Cold feet can occur for a variety of reasons. The most common causes of cold feet involve the circulatory system in some form. The body has an automatic thermostat built into the nervous system that senses the general temperature of the surrounding environment. When the surrounding temperature is warm, the body will increase blood flow to the arms and legs to dissipate heat from the body core. The opposite occurs when it is cold, as the body will limit blood flow to the arms and legs to preserve heat. The end effect of this is colder hands and feet as a result of this limitation of blood flow. In some individuals, the presence of a condition called Reynaud's disease even further limits blood flow to the hands and feet, leading to abnormally cold, purple or blue colored, and sometimes painful fingers and toes. In this condition, the fingers and toes are much colder than they should be, and this can be one of the causes of abnormally cold feet.
Another more serious cause of cold feet as it pertains to the circulatory system is actual poor circulation due to artery blockage. Peripheral arterial disease is common, under diagnosed, and potentially can lead to amputation of the leg when severe and untreated. This condition develops when blockage forms in the inner wall of the arteries delivering blood to the legs, or when calcification forms in the muscle tissue surrounding the inner artery wall. As the warm blood is blocked from entering the foot at full capacity, the actual temperature of the foot skin will decrease, leading to actual cold feet. Unfortunately, this condition does not go away when the weather warms, and requires a vascular surgeon or interventional cardiologist to restore circulation to the legs.

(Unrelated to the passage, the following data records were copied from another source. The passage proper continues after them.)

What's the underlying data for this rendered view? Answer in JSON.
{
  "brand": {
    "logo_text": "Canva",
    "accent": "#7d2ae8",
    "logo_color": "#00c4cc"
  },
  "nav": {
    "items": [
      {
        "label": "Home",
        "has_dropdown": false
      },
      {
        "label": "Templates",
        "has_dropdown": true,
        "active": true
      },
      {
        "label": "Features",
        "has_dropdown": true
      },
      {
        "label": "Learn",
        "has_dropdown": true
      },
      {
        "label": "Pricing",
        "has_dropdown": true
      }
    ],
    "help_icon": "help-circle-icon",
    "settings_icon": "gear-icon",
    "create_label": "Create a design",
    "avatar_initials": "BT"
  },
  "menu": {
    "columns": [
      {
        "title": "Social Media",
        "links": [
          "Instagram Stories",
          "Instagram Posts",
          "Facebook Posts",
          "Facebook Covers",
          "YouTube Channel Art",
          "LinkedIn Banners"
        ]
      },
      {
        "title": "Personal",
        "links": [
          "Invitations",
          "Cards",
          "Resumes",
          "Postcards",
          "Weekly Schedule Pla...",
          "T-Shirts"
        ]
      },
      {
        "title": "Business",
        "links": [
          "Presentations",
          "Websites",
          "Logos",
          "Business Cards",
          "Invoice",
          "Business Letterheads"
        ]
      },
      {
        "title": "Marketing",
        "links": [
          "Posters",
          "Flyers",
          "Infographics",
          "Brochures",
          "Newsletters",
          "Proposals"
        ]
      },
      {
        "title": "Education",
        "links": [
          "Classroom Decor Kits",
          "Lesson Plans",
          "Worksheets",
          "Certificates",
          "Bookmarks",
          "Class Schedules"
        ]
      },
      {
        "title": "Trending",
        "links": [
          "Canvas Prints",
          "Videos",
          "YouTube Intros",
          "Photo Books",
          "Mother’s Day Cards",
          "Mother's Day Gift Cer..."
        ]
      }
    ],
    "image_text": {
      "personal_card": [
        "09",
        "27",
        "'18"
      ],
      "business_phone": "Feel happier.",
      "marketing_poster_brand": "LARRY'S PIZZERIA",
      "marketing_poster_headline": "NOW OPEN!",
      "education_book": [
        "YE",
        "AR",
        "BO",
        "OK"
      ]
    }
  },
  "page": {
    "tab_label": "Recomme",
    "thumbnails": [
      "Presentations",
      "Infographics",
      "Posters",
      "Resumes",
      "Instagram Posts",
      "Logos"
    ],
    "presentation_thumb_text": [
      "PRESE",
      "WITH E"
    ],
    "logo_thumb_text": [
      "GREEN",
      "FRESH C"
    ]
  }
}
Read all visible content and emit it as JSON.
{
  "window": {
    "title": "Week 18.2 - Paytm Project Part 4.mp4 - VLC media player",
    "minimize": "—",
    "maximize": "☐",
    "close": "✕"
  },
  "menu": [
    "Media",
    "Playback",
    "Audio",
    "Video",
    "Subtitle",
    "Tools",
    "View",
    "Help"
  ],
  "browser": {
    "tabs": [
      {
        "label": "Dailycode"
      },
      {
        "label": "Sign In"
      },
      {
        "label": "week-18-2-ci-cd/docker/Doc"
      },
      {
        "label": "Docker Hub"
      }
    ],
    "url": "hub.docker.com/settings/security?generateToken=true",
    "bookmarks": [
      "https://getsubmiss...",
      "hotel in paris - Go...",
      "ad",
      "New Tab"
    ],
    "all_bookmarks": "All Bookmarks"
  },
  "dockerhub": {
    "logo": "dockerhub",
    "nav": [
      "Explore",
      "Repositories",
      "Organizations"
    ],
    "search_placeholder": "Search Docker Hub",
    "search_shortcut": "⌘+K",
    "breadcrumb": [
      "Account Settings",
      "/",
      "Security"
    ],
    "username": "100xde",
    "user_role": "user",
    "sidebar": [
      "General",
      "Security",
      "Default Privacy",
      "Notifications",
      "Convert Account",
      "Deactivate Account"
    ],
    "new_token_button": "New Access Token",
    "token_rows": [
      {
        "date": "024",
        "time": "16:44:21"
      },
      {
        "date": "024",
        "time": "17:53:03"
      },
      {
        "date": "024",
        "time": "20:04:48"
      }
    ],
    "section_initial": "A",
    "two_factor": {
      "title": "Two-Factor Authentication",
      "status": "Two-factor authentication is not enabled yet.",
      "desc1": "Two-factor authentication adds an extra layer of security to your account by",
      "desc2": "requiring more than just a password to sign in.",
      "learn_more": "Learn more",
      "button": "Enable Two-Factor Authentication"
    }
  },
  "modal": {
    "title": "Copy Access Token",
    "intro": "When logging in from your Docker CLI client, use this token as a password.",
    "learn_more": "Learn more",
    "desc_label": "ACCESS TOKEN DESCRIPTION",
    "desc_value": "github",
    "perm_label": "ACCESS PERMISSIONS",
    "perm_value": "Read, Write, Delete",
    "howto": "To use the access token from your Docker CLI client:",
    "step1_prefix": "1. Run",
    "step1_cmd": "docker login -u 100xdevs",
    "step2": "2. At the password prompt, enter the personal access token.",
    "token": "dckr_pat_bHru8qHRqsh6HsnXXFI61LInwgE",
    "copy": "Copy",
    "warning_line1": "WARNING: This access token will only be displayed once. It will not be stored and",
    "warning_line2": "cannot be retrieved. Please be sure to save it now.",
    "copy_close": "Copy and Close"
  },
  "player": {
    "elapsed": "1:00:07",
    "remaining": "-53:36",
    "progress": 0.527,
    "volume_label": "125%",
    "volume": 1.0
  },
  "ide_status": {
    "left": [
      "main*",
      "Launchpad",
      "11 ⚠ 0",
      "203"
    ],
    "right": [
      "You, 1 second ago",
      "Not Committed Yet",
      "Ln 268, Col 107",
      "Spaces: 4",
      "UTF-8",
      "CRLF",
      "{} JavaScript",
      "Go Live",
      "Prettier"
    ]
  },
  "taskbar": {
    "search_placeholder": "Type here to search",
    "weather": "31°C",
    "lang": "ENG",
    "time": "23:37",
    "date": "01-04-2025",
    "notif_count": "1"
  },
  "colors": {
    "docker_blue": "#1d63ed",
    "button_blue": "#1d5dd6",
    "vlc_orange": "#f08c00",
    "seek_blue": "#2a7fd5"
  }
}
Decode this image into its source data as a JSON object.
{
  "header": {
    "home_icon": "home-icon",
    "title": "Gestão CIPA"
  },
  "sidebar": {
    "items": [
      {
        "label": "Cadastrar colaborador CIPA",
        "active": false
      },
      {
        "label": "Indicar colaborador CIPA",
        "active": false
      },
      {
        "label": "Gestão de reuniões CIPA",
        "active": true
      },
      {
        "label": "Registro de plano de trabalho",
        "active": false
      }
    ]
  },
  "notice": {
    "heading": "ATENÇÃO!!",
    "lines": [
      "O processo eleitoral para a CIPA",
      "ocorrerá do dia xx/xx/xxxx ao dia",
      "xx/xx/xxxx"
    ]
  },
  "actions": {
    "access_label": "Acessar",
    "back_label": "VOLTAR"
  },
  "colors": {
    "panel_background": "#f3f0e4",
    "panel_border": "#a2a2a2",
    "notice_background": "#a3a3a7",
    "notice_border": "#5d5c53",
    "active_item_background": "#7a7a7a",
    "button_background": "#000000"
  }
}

Related to artery blockages is a condition called an arterial embolism. An embolism is a piece of tissue that travels down the bloodstream and becomes clogged in the wall of an artery that is too small for the piece to travel through. This effectively blocks off the circulation downstream, like a dam to a river. This tissue often comes from the heart, where vegetation can grow on diseased heart valves, as well as from loose artery wall blockages further upstream. The result is lack of blood flow further on down the leg, foot, or toe, depending on the size of the embolism and where it became stuck. A cold foot may be one of the many symptoms of this condition.
Other causes of cold feet include medications, as well as various diseases involving the hormonal and immune systems. Cold feet can be the result of certain heart medications, like beta-blockers, as well as some migraine medications and certain cold medications that contain pseudoephedrine. Abnormalities with the thyroid gland, the adrenal gland, and disease of connective tissue due to an autoimmune disease (lupus, etc.) can all produce cold feet.
Some diseases don't actually cause the foot to be colder, but the sensation of an icy cold foot is present even though the foot temperature itself is normal. These diseases include peripheral neuropathy, in which the nervous system, particularly sensation, is behaving abnormally. Common in diabetics and those with spinal disease, this condition produces a sensation of the foot feeling numb and cold. Other diseases causing an abnormal sensation of coldness despite normal skin temperatures include fibromyalgia and tarsal tunnel syndrome, a nerve entrapment disease in the ankle region.
Treatment of cold feet vary greatly according to the actual underlying condition. Simple cases of air temperature-related foot coldness can be treated with warm socks and limited exposure to colder air. Artery blockages and emboli need the care of a vascular specialist, and medication/medical causes need to be addressed individually. Nerve-related causes of false cold sensation can be treated with specialty medication, or surgery if there is pressure on the nerve (such as in back disease or tarsal tunnel synrome).